Public approval is a crucial source of executive power in presidential systems. Does the public support female and male presidents similarly? Combining insights from gender and politics research with psychological evidence, this study theorizes sex-based differentials in popularity based on more general expectations linking gender stereotypes to diverging performance evaluations. Using quarterly analyses of eighteen Latin American democracies, South Korea and the Philippines, the analyses compare the levels, dynamics, and policy performance of macro-approval for male and female presidents. As expected, female presidents are less popular, experience exaggerated approval dynamics and their approval is more responsive to security and corruption (though not economic) outcomes. These findings have clear implications for our understandings of mass politics, political accountability and presidentialism.

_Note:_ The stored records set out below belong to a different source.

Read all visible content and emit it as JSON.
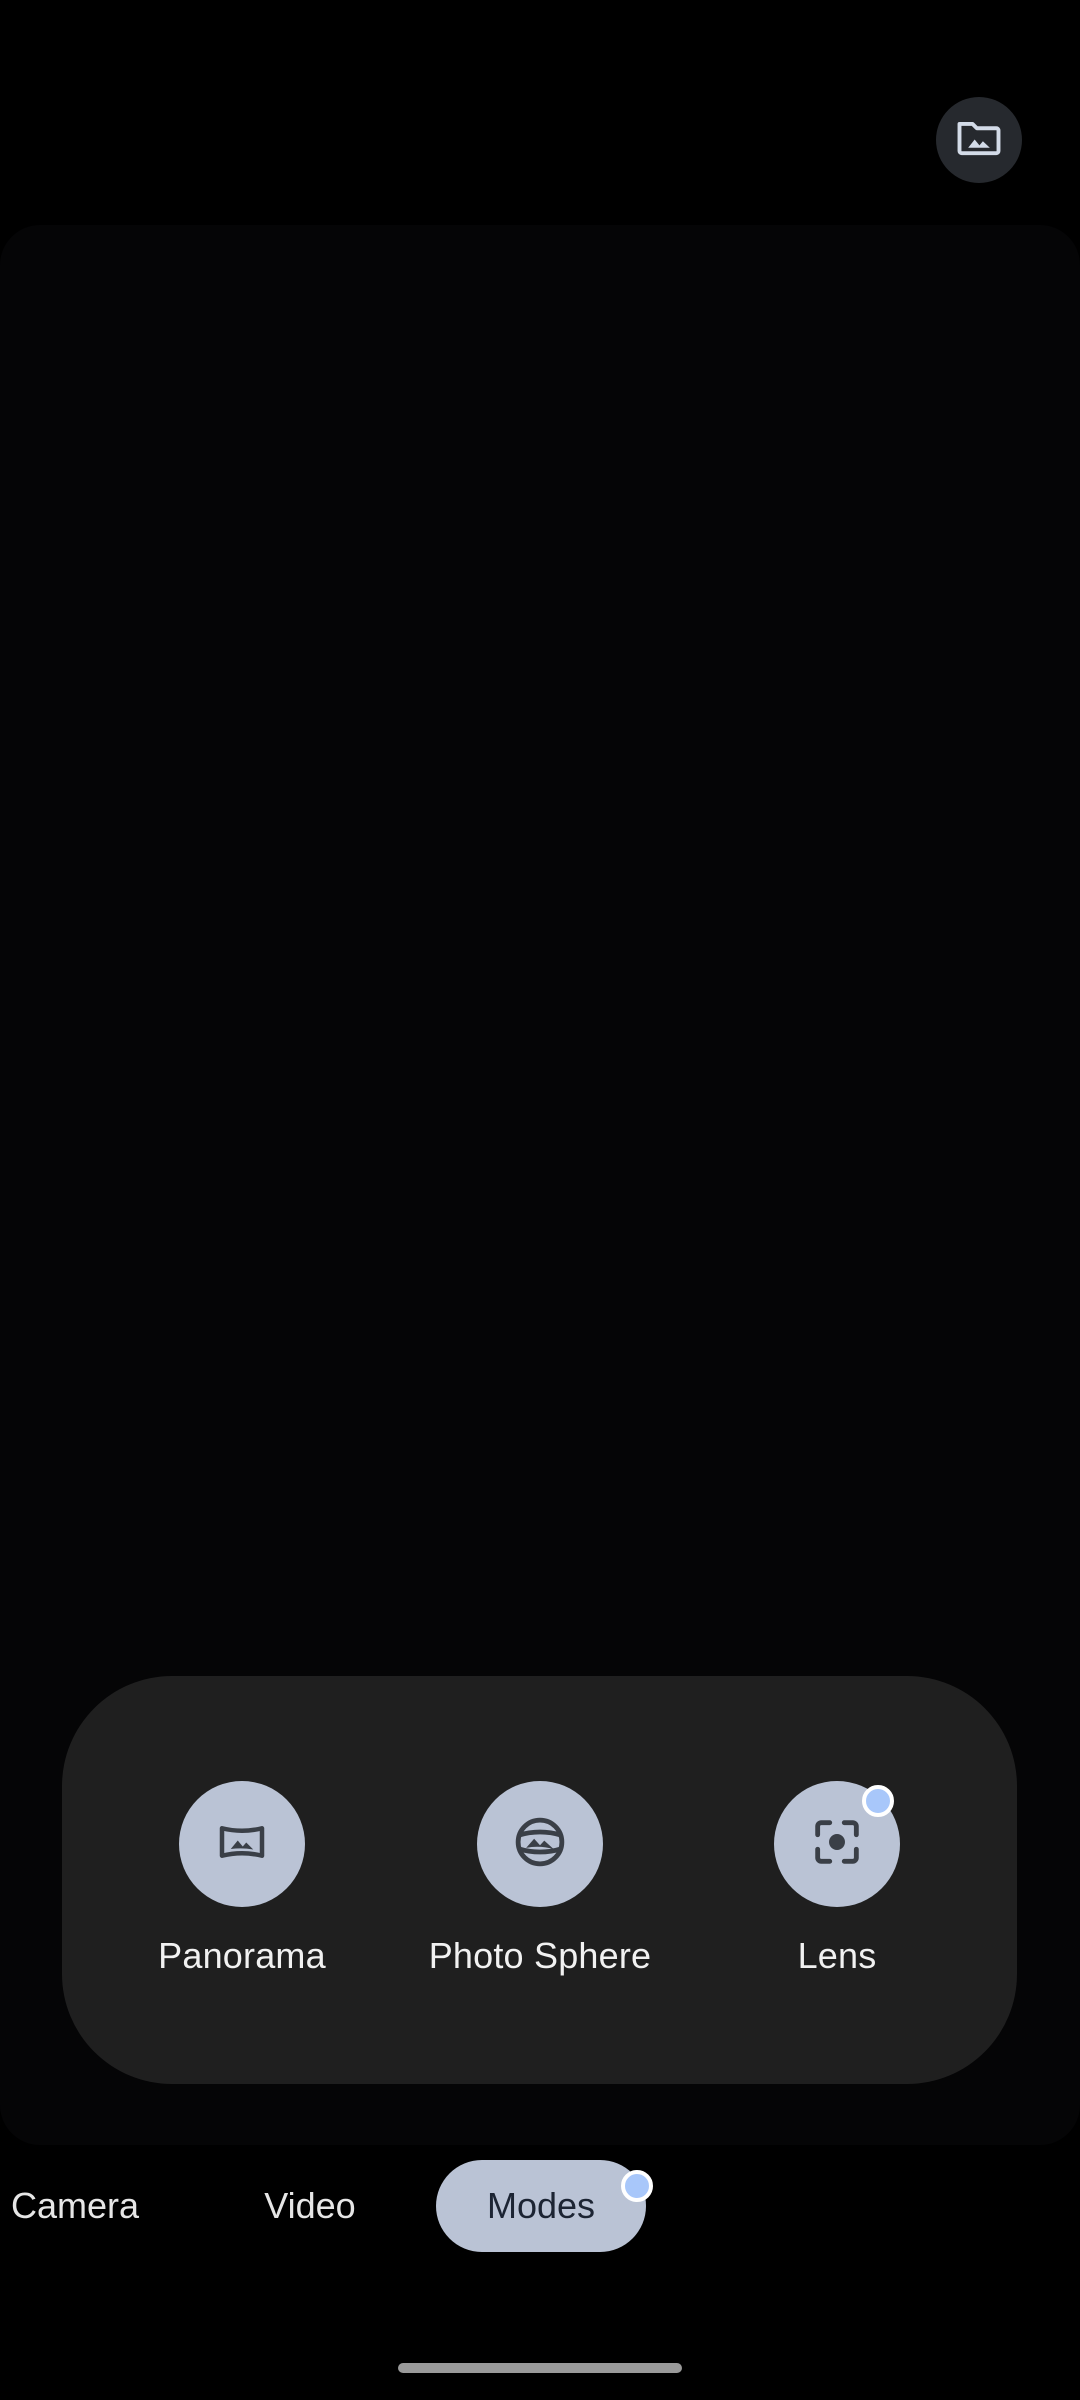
{
  "gallery": {
    "icon": "gallery-folder-icon"
  },
  "modes": {
    "items": [
      {
        "label": "Panorama",
        "icon": "panorama-icon",
        "new": false
      },
      {
        "label": "Photo Sphere",
        "icon": "photo-sphere-icon",
        "new": false
      },
      {
        "label": "Lens",
        "icon": "lens-icon",
        "new": true
      }
    ]
  },
  "tabs": {
    "items": [
      {
        "label": "Camera",
        "active": false
      },
      {
        "label": "Video",
        "active": false
      },
      {
        "label": "Modes",
        "active": true,
        "new": true
      }
    ]
  },
  "colors": {
    "accent": "#bac3d5",
    "panel": "#1f1f1f",
    "new_dot": "#a8c7fa"
  }
}
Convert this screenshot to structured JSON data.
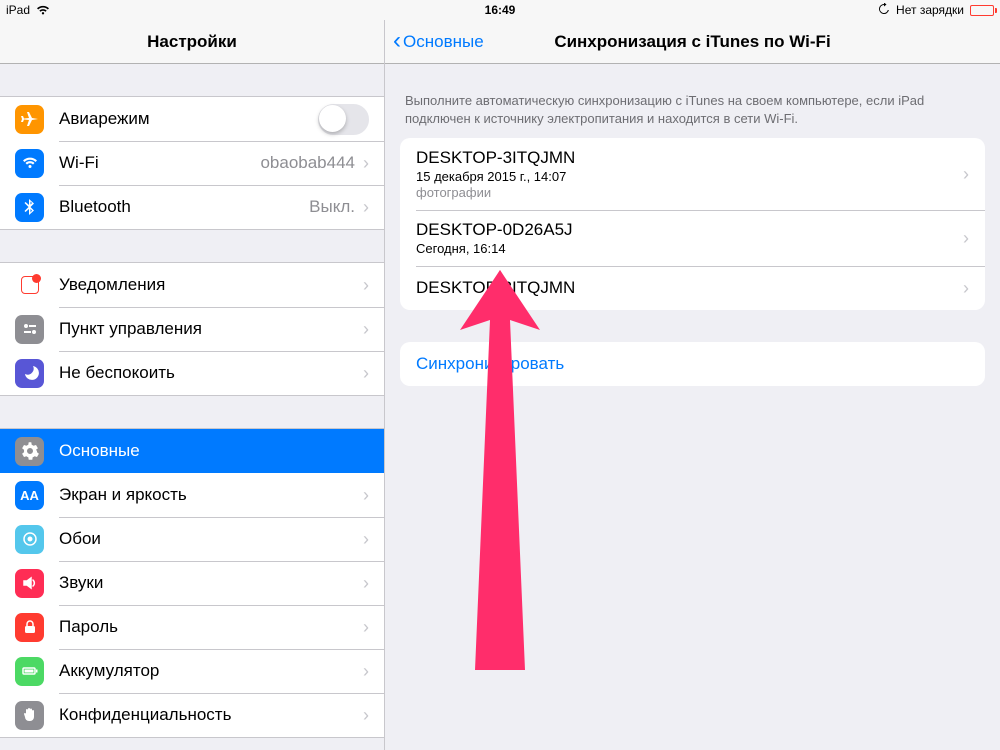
{
  "statusbar": {
    "device": "iPad",
    "time": "16:49",
    "charging_text": "Нет зарядки"
  },
  "sidebar": {
    "title": "Настройки",
    "groups": [
      [
        {
          "id": "airplane",
          "label": "Авиарежим",
          "type": "switch"
        },
        {
          "id": "wifi",
          "label": "Wi-Fi",
          "detail": "obaobab444",
          "disclosure": true
        },
        {
          "id": "bluetooth",
          "label": "Bluetooth",
          "detail": "Выкл.",
          "disclosure": true
        }
      ],
      [
        {
          "id": "notifications",
          "label": "Уведомления",
          "disclosure": true
        },
        {
          "id": "control-center",
          "label": "Пункт управления",
          "disclosure": true
        },
        {
          "id": "dnd",
          "label": "Не беспокоить",
          "disclosure": true
        }
      ],
      [
        {
          "id": "general",
          "label": "Основные",
          "selected": true,
          "disclosure": true
        },
        {
          "id": "display",
          "label": "Экран и яркость",
          "disclosure": true
        },
        {
          "id": "wallpaper",
          "label": "Обои",
          "disclosure": true
        },
        {
          "id": "sounds",
          "label": "Звуки",
          "disclosure": true
        },
        {
          "id": "passcode",
          "label": "Пароль",
          "disclosure": true
        },
        {
          "id": "battery",
          "label": "Аккумулятор",
          "disclosure": true
        },
        {
          "id": "privacy",
          "label": "Конфиденциальность",
          "disclosure": true
        }
      ]
    ]
  },
  "content": {
    "back_label": "Основные",
    "title": "Синхронизация с iTunes по Wi-Fi",
    "description": "Выполните автоматическую синхронизацию с iTunes на своем компьютере, если iPad подключен к источнику электропитания и находится в сети Wi-Fi.",
    "computers": [
      {
        "name": "DESKTOP-3ITQJMN",
        "sub": "15 декабря 2015 г., 14:07",
        "sub2": "фотографии"
      },
      {
        "name": "DESKTOP-0D26A5J",
        "sub": "Сегодня, 16:14"
      },
      {
        "name": "DESKTOP-3ITQJMN"
      }
    ],
    "sync_button": "Синхронизировать"
  }
}
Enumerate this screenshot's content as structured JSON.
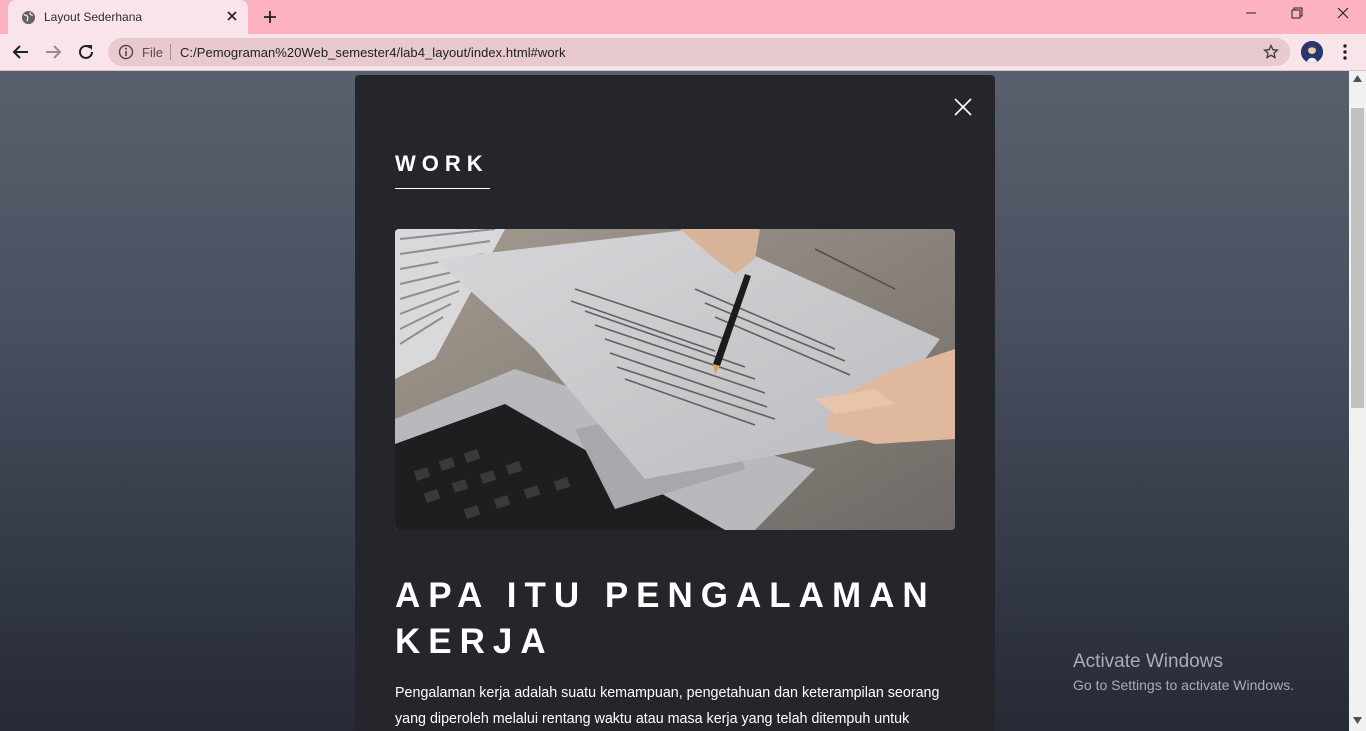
{
  "browser": {
    "tab_title": "Layout Sederhana",
    "omnibox_scheme": "File",
    "url": "C:/Pemograman%20Web_semester4/lab4_layout/index.html#work"
  },
  "article": {
    "section_title": "WORK",
    "heading": "APA ITU PENGALAMAN KERJA",
    "paragraph": "Pengalaman kerja adalah suatu kemampuan, pengetahuan dan keterampilan seorang yang diperoleh melalui rentang waktu atau masa kerja yang telah ditempuh untuk"
  },
  "watermark": {
    "title": "Activate Windows",
    "subtitle": "Go to Settings to activate Windows."
  },
  "colors": {
    "tabstrip": "#fcb2c1",
    "toolbar": "#f8e4e9",
    "article_bg": "#24262c"
  }
}
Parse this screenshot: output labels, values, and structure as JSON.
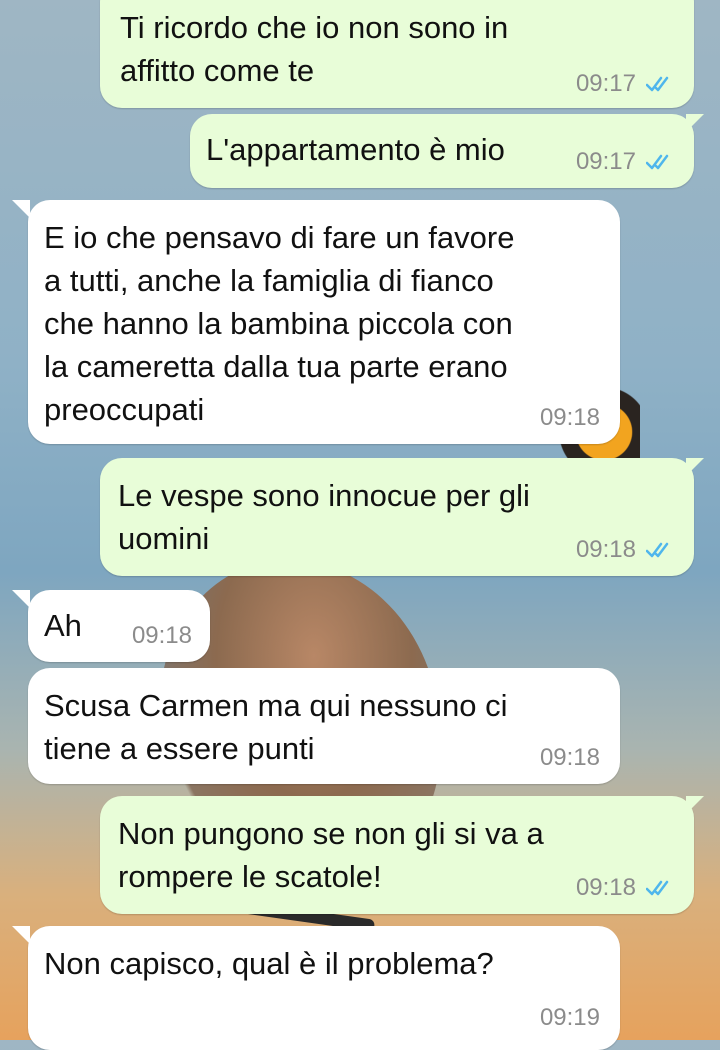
{
  "messages": [
    {
      "dir": "out",
      "text": "Ti ricordo che io non sono in\naffitto come te",
      "time": "09:17",
      "read": true
    },
    {
      "dir": "out",
      "text": "L'appartamento è mio",
      "time": "09:17",
      "read": true
    },
    {
      "dir": "in",
      "text": "E io che pensavo di fare un favore\na tutti, anche la famiglia di fianco\nche hanno la bambina piccola con\nla cameretta dalla tua parte erano\npreoccupati",
      "time": "09:18"
    },
    {
      "dir": "out",
      "text": "Le vespe sono innocue per gli\nuomini",
      "time": "09:18",
      "read": true
    },
    {
      "dir": "in",
      "text": "Ah",
      "time": "09:18"
    },
    {
      "dir": "in",
      "text": "Scusa Carmen ma qui nessuno ci\ntiene a essere punti",
      "time": "09:18"
    },
    {
      "dir": "out",
      "text": "Non pungono se non gli si va a\nrompere le scatole!",
      "time": "09:18",
      "read": true
    },
    {
      "dir": "in",
      "text": "Non capisco, qual è il problema?",
      "time": "09:19"
    }
  ],
  "colors": {
    "outgoing_bubble": "#e8fdd8",
    "incoming_bubble": "#ffffff",
    "read_ticks": "#4fb6ec",
    "time_text": "#8b8b8b"
  },
  "icons": {
    "read_receipt": "double-check-icon"
  }
}
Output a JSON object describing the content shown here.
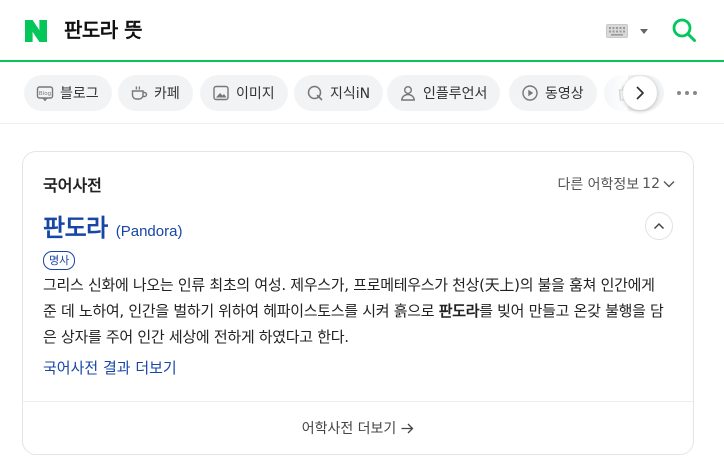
{
  "header": {
    "logo_icon": "naver-n-logo-icon",
    "logo_color": "#03c75a",
    "query": "판도라 뜻",
    "keyboard_icon": "keyboard-icon",
    "search_icon": "search-icon"
  },
  "tabs": [
    {
      "label": "블로그",
      "icon": "blog-icon"
    },
    {
      "label": "카페",
      "icon": "cafe-cup-icon"
    },
    {
      "label": "이미지",
      "icon": "image-icon"
    },
    {
      "label": "지식iN",
      "icon": "qna-icon"
    },
    {
      "label": "인플루언서",
      "icon": "person-icon"
    },
    {
      "label": "동영상",
      "icon": "play-icon"
    },
    {
      "label": "",
      "icon": "shopping-bag-icon"
    }
  ],
  "dictionary": {
    "title": "국어사전",
    "more_info_label": "다른 어학정보",
    "more_info_count": "12",
    "entry_word": "판도라",
    "entry_original": "(Pandora)",
    "part_of_speech": "명사",
    "definition_before": "그리스 신화에 나오는 인류 최초의 여성. 제우스가, 프로메테우스가 천상(天上)의 불을 훔쳐 인간에게 준 데 노하여, 인간을 벌하기 위하여 헤파이스토스를 시켜 흙으로 ",
    "definition_bold": "판도라",
    "definition_after": "를 빚어 만들고 온갖 불행을 담은 상자를 주어 인간 세상에 전하게 하였다고 한다.",
    "more_results_link": "국어사전 결과 더보기",
    "footer_link": "어학사전 더보기",
    "link_color": "#1846a7"
  }
}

When language users predict upcoming speech, they generate pluralistic expectations, weighted by likelihood (Kuperberg & Jaeger, 2016). Many variables influence the prediction of highly likely sentential outcomes, but less is known regarding variables affecting the prediction of less-likely outcomes. Here we explore how English vocabulary size and self-identification as a native speaker (NS) of English modulate adult bi-/multilinguals’ preactivation of less-likely sentential outcomes in two visual-world experiments. Participants heard transitive sentences containing an agent, action, and theme (The pirate chases the ship) while viewing four referents varying in expectancy by relation to the agent and action. In Experiment 1 (N=70), spoken themes referred to highly expected items (e.g., ship). Results indicate lower skill (smaller vocabulary size) and less confident (not identifying as NS) bi-/multilinguals activate less-likely action-related referents more than their higher skill/confidence peers. In Experiment 2 (N=65), themes were one of two less-likely items (The pirate chases the bone/cat). Results approaching significance indicate an opposite but similar size effect: higher skill/confidence listeners activate less-likely action-related (e.g., bone) referents slightly more than lower skill/confidence listeners. Results across experiments suggest higher skill/confidence participants more flexibly modulate their linguistic predictions per the demands of the task, with similar but not identical patterns emerging when bi-/multilinguals are grouped by self-ascribed NS status versus vocabulary size.